Though the next three regattas would be lost to World War II, initially the conflict did little to dampen enthusiasm for the Cub-boat fleets. In 1942, for example, Minnetonka registered fifty-three Cubs. Most other lakes had more modest fleets: Pewaukee's had grown to thirteen, White Bear had sixteen, and Pine Lake registered fewer than ten. Despite the hardships of the war, the youngsters carried the spirit of the ILYA to greater heights.



One solution to gas rationing, for instance, was found for the Cubs. When two nearby lakes would want to have a small regatta, host clubs would provide all the boats, and the young skippers and crews would be loaded onto buses and taken to the regatta site. Such a regatta was held in 1945 when Oconomowoc's Cub fleet sailed against Pine Lake. All the boats were local Pine Lake craft, and Coleman Norris won the three-race event over Pine's Beachy Brumder and Barbara Gallun. In Minnesota, White Bear Lake hosted Lake Minnetonka in a ten-boat team match in mid-August, while Lake Calhoun raced with Lakes Harriet and Minnetonka.



By 1945, activity in all the fleets suffered the effects of the war, and by war's end the Cub boats often represented the most active fleets at the local clubs. The twenty-five Cubs on White Bear Lake represented the largest Cub fleet in the club's history. On Minnetonka, the sixteen Cubs outnumbered any other fleet.



On some lakes, young sailors achieved remarkable dominance over the competition. At Neenah-Nodaway, John R. "Bob" Kimberly Jr. scored 323 out of a possible 360 over the summer. Now sailing on Lake Geneva, a maturing Buddy Melges and Moby Dick won every trophy possible, winning every race except those he missed while attending—and winning—the Milwaukee Journal Regatta. Fritz Mueller won the Cedar Lake Cub championship, a feat matched on other home lakes by Helen Hildebrandt of Pewaukee, Barbara Gallun of Pine, and John and Jerry Frautschi of Lake Mendota.

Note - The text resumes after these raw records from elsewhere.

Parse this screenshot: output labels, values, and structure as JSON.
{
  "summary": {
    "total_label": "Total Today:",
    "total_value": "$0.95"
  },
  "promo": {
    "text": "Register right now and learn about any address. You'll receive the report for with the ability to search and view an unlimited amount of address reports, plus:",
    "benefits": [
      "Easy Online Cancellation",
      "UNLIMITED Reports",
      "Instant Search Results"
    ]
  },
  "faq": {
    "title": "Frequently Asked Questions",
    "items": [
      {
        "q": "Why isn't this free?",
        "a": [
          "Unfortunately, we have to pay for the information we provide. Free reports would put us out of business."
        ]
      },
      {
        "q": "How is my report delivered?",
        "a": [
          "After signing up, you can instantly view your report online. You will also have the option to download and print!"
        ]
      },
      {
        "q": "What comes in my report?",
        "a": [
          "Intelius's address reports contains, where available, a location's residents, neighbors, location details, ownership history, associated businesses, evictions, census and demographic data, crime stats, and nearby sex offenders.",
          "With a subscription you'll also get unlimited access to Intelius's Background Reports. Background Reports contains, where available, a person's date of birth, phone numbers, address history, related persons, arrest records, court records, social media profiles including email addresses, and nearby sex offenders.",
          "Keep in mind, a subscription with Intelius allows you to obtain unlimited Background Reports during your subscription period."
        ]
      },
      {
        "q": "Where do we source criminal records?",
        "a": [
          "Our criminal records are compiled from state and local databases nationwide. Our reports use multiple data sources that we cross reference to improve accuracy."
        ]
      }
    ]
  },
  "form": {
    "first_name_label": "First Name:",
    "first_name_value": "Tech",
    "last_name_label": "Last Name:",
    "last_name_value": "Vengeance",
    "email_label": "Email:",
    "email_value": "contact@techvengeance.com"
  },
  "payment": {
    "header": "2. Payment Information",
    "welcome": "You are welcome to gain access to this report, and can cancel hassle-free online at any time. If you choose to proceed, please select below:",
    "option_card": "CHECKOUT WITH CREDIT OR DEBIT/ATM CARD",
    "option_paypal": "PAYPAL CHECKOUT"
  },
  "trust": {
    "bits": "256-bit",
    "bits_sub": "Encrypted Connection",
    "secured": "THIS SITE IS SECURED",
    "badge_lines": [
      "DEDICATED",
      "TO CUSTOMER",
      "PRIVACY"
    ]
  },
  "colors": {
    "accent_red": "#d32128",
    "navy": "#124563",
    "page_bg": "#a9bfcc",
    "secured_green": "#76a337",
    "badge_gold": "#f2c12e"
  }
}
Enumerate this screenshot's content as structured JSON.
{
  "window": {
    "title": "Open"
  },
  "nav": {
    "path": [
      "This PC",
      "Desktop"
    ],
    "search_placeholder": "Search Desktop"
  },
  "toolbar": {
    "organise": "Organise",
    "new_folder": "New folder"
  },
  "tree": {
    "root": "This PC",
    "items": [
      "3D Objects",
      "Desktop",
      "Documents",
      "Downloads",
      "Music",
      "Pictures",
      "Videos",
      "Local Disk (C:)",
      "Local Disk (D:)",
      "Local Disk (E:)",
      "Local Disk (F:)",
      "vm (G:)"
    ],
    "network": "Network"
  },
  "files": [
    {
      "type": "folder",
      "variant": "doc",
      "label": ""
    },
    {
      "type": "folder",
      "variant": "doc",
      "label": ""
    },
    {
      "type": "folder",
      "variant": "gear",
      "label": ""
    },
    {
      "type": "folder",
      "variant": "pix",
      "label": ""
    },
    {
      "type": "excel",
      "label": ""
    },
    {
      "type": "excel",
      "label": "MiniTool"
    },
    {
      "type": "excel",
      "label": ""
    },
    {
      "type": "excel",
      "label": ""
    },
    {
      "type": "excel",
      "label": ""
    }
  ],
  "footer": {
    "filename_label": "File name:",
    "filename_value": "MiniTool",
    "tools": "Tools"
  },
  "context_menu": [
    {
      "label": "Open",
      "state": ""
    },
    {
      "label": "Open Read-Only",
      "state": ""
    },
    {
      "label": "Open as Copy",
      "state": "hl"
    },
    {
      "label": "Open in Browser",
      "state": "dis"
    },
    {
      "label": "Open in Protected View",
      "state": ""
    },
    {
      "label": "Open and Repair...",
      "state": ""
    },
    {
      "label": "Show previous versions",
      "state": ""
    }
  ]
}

After the war, the Cub fleet resumed its remarkable growth. The first postwar regatta, in 1946, was held at Delavan and boasted a fleet of about seventy-five boats. One of the competitors was young William Freytag, sailing Buddy Melges's old Cub boat, a 1942 Palmer. The boat had an inboard rudder shaped and mounted like the old C-boat rudders. It had several other features that were quite modern by today's standards, including a rotating mast and a loose-footed jib. This odd sail, which was the first loose-footed jib, says Freytag, was colored blue and was very fast. And, as with most design innovations that prove to be faster than the competition, it was suspect. Freytag remembers that during the regatta "somebody outlawed it, although there was no rule against it." So that night, Buddy Melges sewed a jibboom on it, and, Freytag says, "It never went again." 



Freytag's welcome to the Cub championship wasn't as positive as one might expect, but it pales in comparison to the experience of one Pine Lake crew. Freytag recalls the incident from that 1946 championship: "One of the Gallun girls—it must have been Barbie—was getting very good, and she had an old wooden Johnson and won a race, and the next day she went very slow. After the race, she found that somebody had nailed tin cans—eight or ten tin cans—to the bottom of her boat."